Janice Galloway's The Trick Is to Keep Breathing
opens with a woman watching herself from the corner of a darkened room. Immediately, Janice Galloway sweeps us inside her heroine's confused psychology. Alone in her flat, the woman (ironically named "Joy") sits quietly in the dark, nervously checking the clock, jumping at the shrill ring of the telephone. We learn through a series of flashbacks that the twin deaths of her married lover and her mother have brought her to this state of intense neurosis: "I don't feel as if I'm really here at all". Fragmented sentences and an irregular typography help to capture her deepening sense of dislocation and bewilderment.
With such a depressing subject matter at hand, it would be easy for Galloway's prose to become irritatingly introverted. With her sharp wit, however, Galloway skilfully prevents her narrative from sliding into egotism and self-pity. There is a host of minor characters to provide comic relief--the overweight, awkward health visitor; the pompous, irascible doctor; the man from the bookies who is desperate to seduce her; and the ever-mad Ros, another patient on the psychiatric ward where Joy inevitably ends up.
Galloway is writing in a long-established tradition of confessional fiction with mentally disturbed women at its centre. Like Sylvia Plath in The Bell Jar and Susanna Kaysen in Girl, Interrupted, Galloway explores the complexities of the patient-doctor relationship. Where she differs is her sustained satire of the meagre attempts of doctors and psychiatrists to help their patients out of spiralling depressions. It is this sense of social critique that helped Galloway win two top awards--the American Academy EM Forster Award and the MIND/Allan Lane Book award--for this, her first novel. --Vanessa Cook
"A real achievement; its dialogue sparks and its voice is true. For Janice Galloway the trick is simply to keep writing" (Scotsman

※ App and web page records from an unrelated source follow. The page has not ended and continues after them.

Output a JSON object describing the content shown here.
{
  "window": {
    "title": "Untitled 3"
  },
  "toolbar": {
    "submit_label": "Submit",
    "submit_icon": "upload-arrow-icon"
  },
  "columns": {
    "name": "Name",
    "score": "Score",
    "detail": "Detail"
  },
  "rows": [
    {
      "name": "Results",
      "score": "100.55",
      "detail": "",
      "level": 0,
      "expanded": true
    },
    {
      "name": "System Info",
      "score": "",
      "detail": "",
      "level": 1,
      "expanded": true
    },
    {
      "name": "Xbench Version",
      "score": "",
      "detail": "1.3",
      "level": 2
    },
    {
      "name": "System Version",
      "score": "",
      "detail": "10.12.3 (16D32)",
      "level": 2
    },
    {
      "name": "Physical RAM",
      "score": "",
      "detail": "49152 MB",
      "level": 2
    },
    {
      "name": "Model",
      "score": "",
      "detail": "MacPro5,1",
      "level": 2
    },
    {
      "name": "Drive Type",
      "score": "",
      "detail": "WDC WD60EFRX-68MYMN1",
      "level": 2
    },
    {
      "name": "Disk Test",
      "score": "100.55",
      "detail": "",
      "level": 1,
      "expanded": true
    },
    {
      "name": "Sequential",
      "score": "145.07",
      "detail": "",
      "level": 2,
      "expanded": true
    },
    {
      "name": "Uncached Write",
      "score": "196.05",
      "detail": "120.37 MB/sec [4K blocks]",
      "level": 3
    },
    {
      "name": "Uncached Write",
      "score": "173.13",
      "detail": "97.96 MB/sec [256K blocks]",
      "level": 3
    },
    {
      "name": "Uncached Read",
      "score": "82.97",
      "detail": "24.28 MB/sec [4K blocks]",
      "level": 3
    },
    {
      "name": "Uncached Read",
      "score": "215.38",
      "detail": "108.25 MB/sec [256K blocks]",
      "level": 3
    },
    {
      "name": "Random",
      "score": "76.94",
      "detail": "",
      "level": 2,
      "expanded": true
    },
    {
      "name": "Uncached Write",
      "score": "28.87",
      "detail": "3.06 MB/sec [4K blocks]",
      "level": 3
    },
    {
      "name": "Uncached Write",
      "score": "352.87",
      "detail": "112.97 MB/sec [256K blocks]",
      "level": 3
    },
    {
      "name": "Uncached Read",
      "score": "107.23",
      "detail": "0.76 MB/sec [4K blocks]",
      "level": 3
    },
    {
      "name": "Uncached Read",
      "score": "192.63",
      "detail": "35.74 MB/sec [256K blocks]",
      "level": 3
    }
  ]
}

"An account from the inside of a mind cracking up...its writing is as taut as a bowstring. From brilliant title to closing injunction, it hums with intelligence, clarity, wit; and, its heroine's struggle for order and meaning seduces our minds, exposes how close we all of us are to insanity. Joy, as Galloway's heroine reluctantly lets us know that she's called, is simply that dangerous step or two nearer the edge" (Listener
"This remarkably original work has gained Janice Galloway an almost immediate reputation as one of Scotland's most interesting serious prose writers" (Glasgow Herald
"Poignant and original...a wonderfully sensitive portrait of a woman who doesn't give up trying to find the "trick" to making life go on" (Ms ?
"Claustrophobic but extraordinary" (Sunday Times